What the task asks: In the records, each line holding "group" must be reported.

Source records
###

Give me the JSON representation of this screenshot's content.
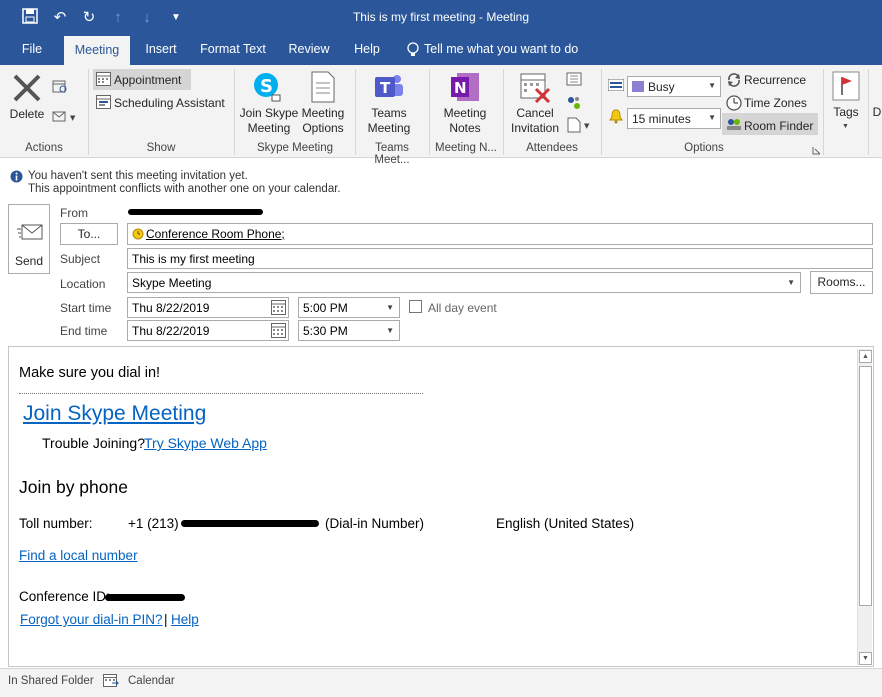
{
  "window": {
    "title": "This is my first meeting  -  Meeting"
  },
  "tabs": [
    {
      "label": "File"
    },
    {
      "label": "Meeting"
    },
    {
      "label": "Insert"
    },
    {
      "label": "Format Text"
    },
    {
      "label": "Review"
    },
    {
      "label": "Help"
    },
    {
      "label": "Tell me what you want to do"
    }
  ],
  "ribbon": {
    "actions": {
      "group": "Actions",
      "delete": "Delete"
    },
    "show": {
      "group": "Show",
      "appointment": "Appointment",
      "scheduling": "Scheduling Assistant"
    },
    "skype": {
      "group": "Skype Meeting",
      "join1": "Join Skype",
      "join2": "Meeting",
      "options1": "Meeting",
      "options2": "Options"
    },
    "teams": {
      "group": "Teams Meet...",
      "label1": "Teams",
      "label2": "Meeting"
    },
    "notes": {
      "group": "Meeting N...",
      "label1": "Meeting",
      "label2": "Notes"
    },
    "attendees": {
      "group": "Attendees",
      "cancel1": "Cancel",
      "cancel2": "Invitation"
    },
    "options": {
      "group": "Options",
      "show_as": "Busy",
      "reminder": "15 minutes",
      "recurrence": "Recurrence",
      "time_zones": "Time Zones",
      "room_finder": "Room Finder"
    },
    "tags": {
      "label": "Tags"
    },
    "cut_off": "D"
  },
  "infobar": {
    "line1": "You haven't sent this meeting invitation yet.",
    "line2": "This appointment conflicts with another one on your calendar."
  },
  "form": {
    "send": "Send",
    "from_label": "From",
    "to_button": "To...",
    "to_value": "Conference Room Phone;",
    "subject_label": "Subject",
    "subject_value": "This is my first meeting",
    "location_label": "Location",
    "location_value": "Skype Meeting",
    "rooms_button": "Rooms...",
    "start_label": "Start time",
    "start_date": "Thu 8/22/2019",
    "start_time": "5:00 PM",
    "all_day": "All day event",
    "end_label": "End time",
    "end_date": "Thu 8/22/2019",
    "end_time": "5:30 PM"
  },
  "body": {
    "intro": "Make sure you dial in!",
    "join_link": "Join Skype Meeting",
    "trouble": "Trouble Joining?",
    "web_app_link": "Try Skype Web App",
    "join_phone": "Join by phone",
    "toll_label": "Toll number:",
    "toll_prefix": "+1 (213)",
    "dialin_suffix": "(Dial-in Number)",
    "language": "English (United States)",
    "local_link": "Find a local number",
    "conf_label": "Conference ID:",
    "pin_link": "Forgot your dial-in PIN?",
    "pipe": "|",
    "help_link": "Help"
  },
  "status": {
    "folder": "In Shared Folder",
    "calendar": "Calendar"
  },
  "colors": {
    "accent": "#2b579a",
    "link": "#0563c1",
    "info": "#2b579a"
  }
}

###

Reply to the task:
      "group": "Actions",
      "group": "Show",
      "group": "Skype Meeting",
      "group": "Teams Meet...",
      "group": "Meeting N...",
      "group": "Attendees",
      "group": "Options",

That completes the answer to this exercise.